Have you been watching the new HBO series The Gilded Age? As a reader of this magazine, you really should. You will eat it up.
More than ten years in the making, The Gilded Age is the brainchild of Julian Fellowes, the creator of Downton Abbey. The characters in the new show, which opens in the New York City of 1882, are arrayed in the same upstairs/ below stairs format. The engine driving the plot is snobbery. A family of the old Knickerbocker aristocracy, which lives in a staid brownstone town house off Fifth Avenue, is mortified by the presence of New Money—a railroad tycoon and his socially ambitious wife—in their newly built palace (designed by Stanford White, no less) across the street.
While I’m no drama critic, I’ve enjoyed the performances of Christine Baranski and Cynthia Nixon, playing members of the Old Guard, and Morgan Spector and Carrie Coons, as the arrivistes. I even enjoyed Nathan Lane’s hammy turn as social arbiter Ward McAllister. The Gilded Age is not without faults: there are a few anachronisms, and the show tiptoes around the enormous economic disparities that beset the era (as they do our own).

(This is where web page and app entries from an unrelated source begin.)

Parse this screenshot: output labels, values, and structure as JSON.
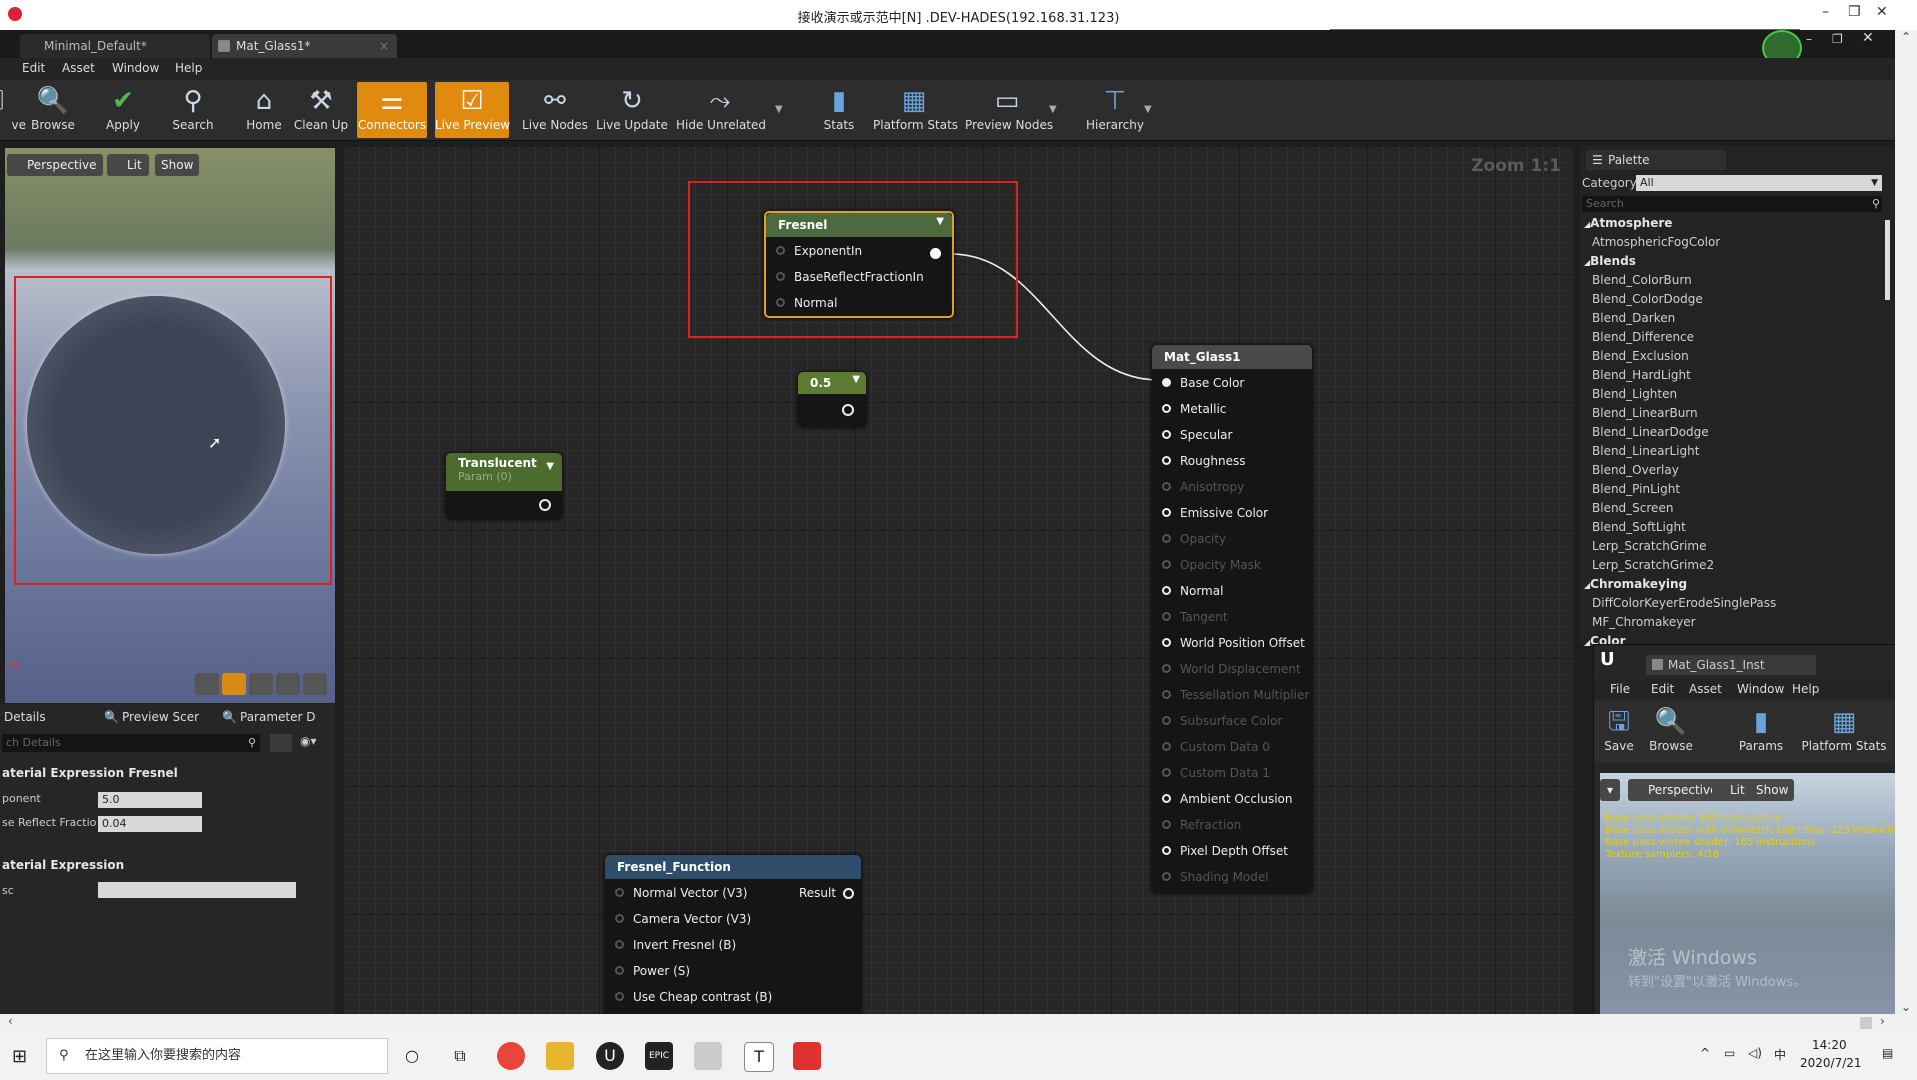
{
  "remote_title": "接收演示或示范中[N] .DEV-HADES(192.168.31.123)",
  "window_controls": {
    "minimize": "–",
    "restore": "❐",
    "close": "✕"
  },
  "doc_tabs": [
    {
      "label": "Minimal_Default*"
    },
    {
      "label": "Mat_Glass1*"
    }
  ],
  "menu": [
    "Edit",
    "Asset",
    "Window",
    "Help"
  ],
  "toolbar": [
    {
      "label": "ve",
      "icon": "save-icon",
      "glyph": "🖫"
    },
    {
      "label": "Browse",
      "icon": "magnifier-icon",
      "glyph": "🔍"
    },
    {
      "label": "Apply",
      "icon": "check-icon",
      "glyph": "✔"
    },
    {
      "label": "Search",
      "icon": "binoculars-icon",
      "glyph": "⚲"
    },
    {
      "label": "Home",
      "icon": "home-icon",
      "glyph": "⌂"
    },
    {
      "label": "Clean Up",
      "icon": "broom-icon",
      "glyph": "⚒"
    },
    {
      "label": "Connectors",
      "icon": "connectors-icon",
      "glyph": "⚌"
    },
    {
      "label": "Live Preview",
      "icon": "monitor-check-icon",
      "glyph": "☑"
    },
    {
      "label": "Live Nodes",
      "icon": "live-nodes-icon",
      "glyph": "⚯"
    },
    {
      "label": "Live Update",
      "icon": "live-update-icon",
      "glyph": "↻"
    },
    {
      "label": "Hide Unrelated",
      "icon": "hide-unrelated-icon",
      "glyph": "⤳"
    },
    {
      "label": "Stats",
      "icon": "bar-chart-icon",
      "glyph": "▮"
    },
    {
      "label": "Platform Stats",
      "icon": "platform-stats-icon",
      "glyph": "▦"
    },
    {
      "label": "Preview Nodes",
      "icon": "preview-nodes-icon",
      "glyph": "▭"
    },
    {
      "label": "Hierarchy",
      "icon": "hierarchy-icon",
      "glyph": "⊤"
    }
  ],
  "viewport": {
    "perspective": "Perspective",
    "lit": "Lit",
    "show": "Show"
  },
  "details": {
    "tabs": [
      "Details",
      "Preview Scer",
      "Parameter D"
    ],
    "search_placeholder": "ch Details",
    "section1": "aterial Expression Fresnel",
    "rows": [
      {
        "label": "ponent",
        "value": "5.0"
      },
      {
        "label": "se Reflect Fractio",
        "value": "0.04"
      }
    ],
    "section2": "aterial Expression",
    "row3_label": "sc"
  },
  "graph": {
    "zoom": "Zoom 1:1",
    "fresnel": {
      "title": "Fresnel",
      "pins": [
        "ExponentIn",
        "BaseReflectFractionIn",
        "Normal"
      ]
    },
    "const": {
      "title": "0.5"
    },
    "translucent": {
      "title": "Translucent",
      "subtitle": "Param (0)"
    },
    "material": {
      "title": "Mat_Glass1",
      "pins": [
        {
          "label": "Base Color",
          "active": true
        },
        {
          "label": "Metallic",
          "active": true
        },
        {
          "label": "Specular",
          "active": true
        },
        {
          "label": "Roughness",
          "active": true
        },
        {
          "label": "Anisotropy",
          "active": false
        },
        {
          "label": "Emissive Color",
          "active": true
        },
        {
          "label": "Opacity",
          "active": false
        },
        {
          "label": "Opacity Mask",
          "active": false
        },
        {
          "label": "Normal",
          "active": true
        },
        {
          "label": "Tangent",
          "active": false
        },
        {
          "label": "World Position Offset",
          "active": true
        },
        {
          "label": "World Displacement",
          "active": false
        },
        {
          "label": "Tessellation Multiplier",
          "active": false
        },
        {
          "label": "Subsurface Color",
          "active": false
        },
        {
          "label": "Custom Data 0",
          "active": false
        },
        {
          "label": "Custom Data 1",
          "active": false
        },
        {
          "label": "Ambient Occlusion",
          "active": true
        },
        {
          "label": "Refraction",
          "active": false
        },
        {
          "label": "Pixel Depth Offset",
          "active": true
        },
        {
          "label": "Shading Model",
          "active": false
        }
      ]
    },
    "fresnel_function": {
      "title": "Fresnel_Function",
      "pins": [
        "Normal Vector (V3)",
        "Camera Vector (V3)",
        "Invert Fresnel (B)",
        "Power (S)",
        "Use Cheap contrast (B)"
      ],
      "output": "Result"
    }
  },
  "palette": {
    "title": "Palette",
    "category_label": "Category:",
    "category_value": "All",
    "search_placeholder": "Search",
    "groups": [
      {
        "name": "Atmosphere",
        "items": [
          "AtmosphericFogColor"
        ]
      },
      {
        "name": "Blends",
        "items": [
          "Blend_ColorBurn",
          "Blend_ColorDodge",
          "Blend_Darken",
          "Blend_Difference",
          "Blend_Exclusion",
          "Blend_HardLight",
          "Blend_Lighten",
          "Blend_LinearBurn",
          "Blend_LinearDodge",
          "Blend_LinearLight",
          "Blend_Overlay",
          "Blend_PinLight",
          "Blend_Screen",
          "Blend_SoftLight",
          "Lerp_ScratchGrime",
          "Lerp_ScratchGrime2"
        ]
      },
      {
        "name": "Chromakeying",
        "items": [
          "DiffColorKeyerErodeSinglePass",
          "MF_Chromakeyer"
        ]
      },
      {
        "name": "Color",
        "items": []
      }
    ]
  },
  "inst": {
    "tab": "Mat_Glass1_Inst",
    "menu": [
      "File",
      "Edit",
      "Asset",
      "Window",
      "Help"
    ],
    "toolbar": [
      {
        "label": "Save",
        "icon": "save-icon",
        "glyph": "🖫"
      },
      {
        "label": "Browse",
        "icon": "magnifier-icon",
        "glyph": "🔍"
      },
      {
        "label": "Params",
        "icon": "params-icon",
        "glyph": "▮"
      },
      {
        "label": "Platform Stats",
        "icon": "platform-stats-icon",
        "glyph": "▦"
      }
    ],
    "viewport": {
      "perspective": "Perspective",
      "lit": "Lit",
      "show": "Show"
    },
    "stats": [
      "Base pass shader: 102 instructions",
      "Base pass shader with Volumetric Lightmap: 123 instructio",
      "Base pass vertex shader: 165 instructions",
      "Texture samplers: 4/16"
    ],
    "watermark1": "激活 Windows",
    "watermark2": "转到\"设置\"以激活 Windows。"
  },
  "taskbar": {
    "search_placeholder": "在这里输入你要搜索的内容",
    "time": "14:20",
    "date": "2020/7/21",
    "ime": "中"
  }
}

Still, come for the story and the acting, but stay for the costumes and sets—hats, bustles, and tufted chairs galore. The homes of the wealthy are decorated with swag curtains and passementerie by the bushel; they feature ornate plaster wall moldings and coffered ceilings; they are lit by gas lamps. The Old Guard favors John Henry Belter– style furniture and Hudson River school landscapes, while New Money goes for Louis—Quinze and Seize—furnishings and French impressionist art. The relative architectural merits of White, Richard Morris Hunt, and the Romanesque revival style of George Post are discussed. One plotline centers on a box carved by Grinling Gibbons. And, in my favorite scene, a trio of characters visit the torch-bearing hand of the Statue of Liberty on display in Madison Square Park.
If you’re not watching The Gilded Age, start now.

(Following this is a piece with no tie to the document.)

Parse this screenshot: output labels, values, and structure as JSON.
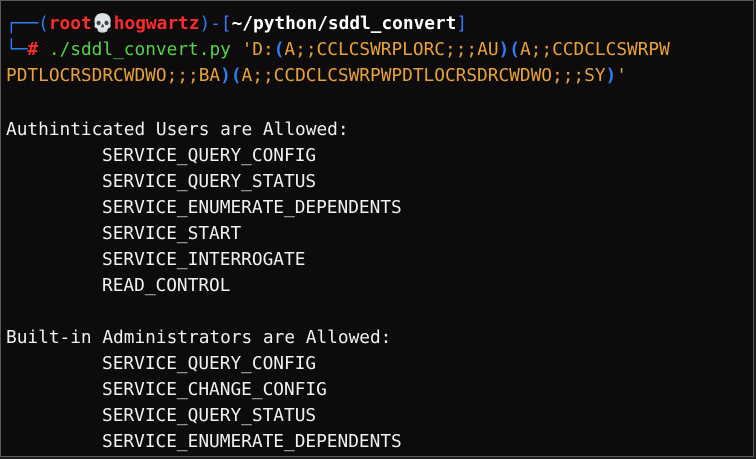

My last editor’s letter contained tributes to the five eminent women and men who have preceded me at this post. In this edition, I would like to salute—or, perhaps better: genuflect to—a person who has been integral to the long life and success of our magazine: Eleanor Gustafson. Beginning in 1972, Eleanor spent her entire working career at The Magazine ANTIQUES, the last ten years as Executive Editor. Though officially semi-retired, she still helps us out enormously with scrupulous editing and proofreading, and still writes the Endnotes column that appears on the final page of each issue. Eleanor is listed now on our masthead as Consulting Editor, but a more appropriate title might be Keeper of the Flame. She is our institutional memory; she makes certain that ANTIQUES adheres to our high standards for accuracy and scholarship—for example, Eleanor ensures that the endnotes that accompany many articles will actually be useful to future researchers—and she helps us stick to our time-honored stylistic and formatting practices. (Thanks to her sharp eye, the word “gift” shall never be used as a verb in our pages.) As much as does the magazine’s staff, readers, too, owe Eleanor their admiration and a debt of gratitude. Thank you, Eleanor, for all you have done, and continue to do, for ANTIQUES. Bravissima!